Shazia Altaf is an emerging writer from Middlesbrough, from a working-class background. She is currently working on her first novel ‘Jammed Ascent,’ which was long-listed for the Primadonna Novel Prize in 2021. She has worked in public libraries and as a teacher.
Farah Ahamed’s short stories and essays have been published in several journals and anthologies including Ploughshares, The Mechanics’ Institute Review and The Massachusetts Review. Her non-fiction anthology on menstruation experiences in South Asia is forthcoming with Pan Macmillan, India.
Lumière Chieh is a writer and songwriter of Nigerian heritage. She began writing poetry and music on a toy kitchen set as a child, making food, family and love the centre of her writing world. Her first song was about tomatoes, closely followed by heart-wrenching love songs inspired by Motown records cranked up to 11 on weekend mornings. She began to entertain writing more when it wasn’t just her Mum going to her gigs. Lumière balances writing earnest words with digital marketing and programme management. Lumière Chieh lives in London.

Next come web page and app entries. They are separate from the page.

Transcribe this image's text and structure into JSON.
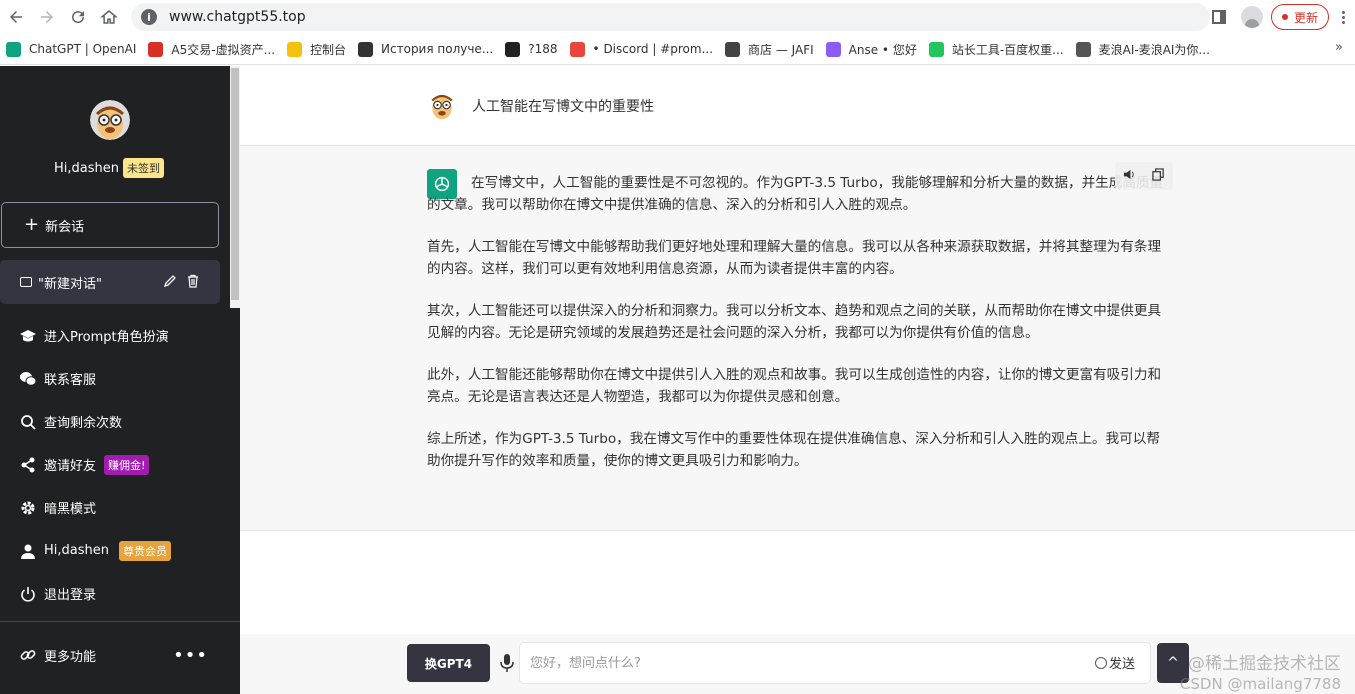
{
  "browser": {
    "url": "www.chatgpt55.top",
    "update_label": "更新",
    "bookmarks": [
      {
        "label": "ChatGPT | OpenAI",
        "color": "#10a37f"
      },
      {
        "label": "A5交易-虚拟资产...",
        "color": "#d93025"
      },
      {
        "label": "控制台",
        "color": "#f4c20d"
      },
      {
        "label": "История получе...",
        "color": "#333333"
      },
      {
        "label": "?188",
        "color": "#222222"
      },
      {
        "label": "• Discord | #prom...",
        "color": "#e8453c"
      },
      {
        "label": "商店 — JAFI",
        "color": "#444444"
      },
      {
        "label": "Anse • 您好",
        "color": "#8b5cf6"
      },
      {
        "label": "站长工具-百度权重...",
        "color": "#22c55e"
      },
      {
        "label": "麦浪AI-麦浪AI为你...",
        "color": "#555555"
      }
    ],
    "more": "»"
  },
  "sidebar": {
    "greeting": "Hi,dashen",
    "checkin_badge": "未签到",
    "new_chat_label": "新会话",
    "conversation_title": "\"新建对话\"",
    "menu": [
      {
        "label": "进入Prompt角色扮演",
        "icon": "graduation-cap-icon"
      },
      {
        "label": "联系客服",
        "icon": "wechat-icon"
      },
      {
        "label": "查询剩余次数",
        "icon": "search-icon"
      },
      {
        "label": "邀请好友",
        "icon": "share-icon",
        "badge": "赚佣金!"
      },
      {
        "label": "暗黑模式",
        "icon": "gear-icon"
      },
      {
        "label": "Hi,dashen",
        "icon": "user-icon",
        "badge": "尊贵会员"
      },
      {
        "label": "退出登录",
        "icon": "power-icon"
      }
    ],
    "more_label": "更多功能",
    "more_dots": "•••"
  },
  "chat": {
    "prompt": "人工智能在写博文中的重要性",
    "answer": [
      "在写博文中，人工智能的重要性是不可忽视的。作为GPT-3.5 Turbo，我能够理解和分析大量的数据，并生成高质量的文章。我可以帮助你在博文中提供准确的信息、深入的分析和引人入胜的观点。",
      "首先，人工智能在写博文中能够帮助我们更好地处理和理解大量的信息。我可以从各种来源获取数据，并将其整理为有条理的内容。这样，我们可以更有效地利用信息资源，从而为读者提供丰富的内容。",
      "其次，人工智能还可以提供深入的分析和洞察力。我可以分析文本、趋势和观点之间的关联，从而帮助你在博文中提供更具见解的内容。无论是研究领域的发展趋势还是社会问题的深入分析，我都可以为你提供有价值的信息。",
      "此外，人工智能还能够帮助你在博文中提供引人入胜的观点和故事。我可以生成创造性的内容，让你的博文更富有吸引力和亮点。无论是语言表达还是人物塑造，我都可以为你提供灵感和创意。",
      "综上所述，作为GPT-3.5 Turbo，我在博文写作中的重要性体现在提供准确信息、深入分析和引人入胜的观点上。我可以帮助你提升写作的效率和质量，使你的博文更具吸引力和影响力。"
    ]
  },
  "composer": {
    "gpt4_label": "换GPT4",
    "placeholder": "您好，想问点什么?",
    "send_label": "发送",
    "scroll_icon": "^"
  },
  "watermark": {
    "line1": "@稀土掘金技术社区",
    "line2": "CSDN @mailang7788"
  }
}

Nanci Gilliver was born in South-East London in 1993. She has a First in English and American Literatures from Keele University, where she wrote a second dissertation in Creative Writing. She has worked in office jobs and as a teaching assistant in primary schools across London. Her writing has been published in Popshot Magazine and she was shortlisted for the Alpine Fellowship Writing Award. She is working on a novel.
Ulka Karandikar spent her early childhood living across three different continents, moving between exotic locations such as Dar-es-Salaam, Mumbai, and Merthyr Tydfil. She currently lives and works in London, writing whenever she can. Ulka’s novel-in-progress has been shortlisted for the 2021 Owned Voices Novel Award and longlisted for the 2020 SI Leeds Literary Prize. She is also part of the 2021 British Council funded Write Beyond Borders scheme.
Amelia Zhou works with writing and movement, separately and in combination. Her poetry has been published in UK and Australian publications, most recently in LUMIN Journal, Cordite Poetry Review, Datableed, Gutter Magazine, and more. She has also written non-fiction for publications such as Sydney Morning Herald and Running Dog. ‘Bright’ is her first published short story. In 2020, she completed a MA Creative Practice (Transdisciplinary) at Trinity Laban Conservatoire researching translations between writing, voice and movement.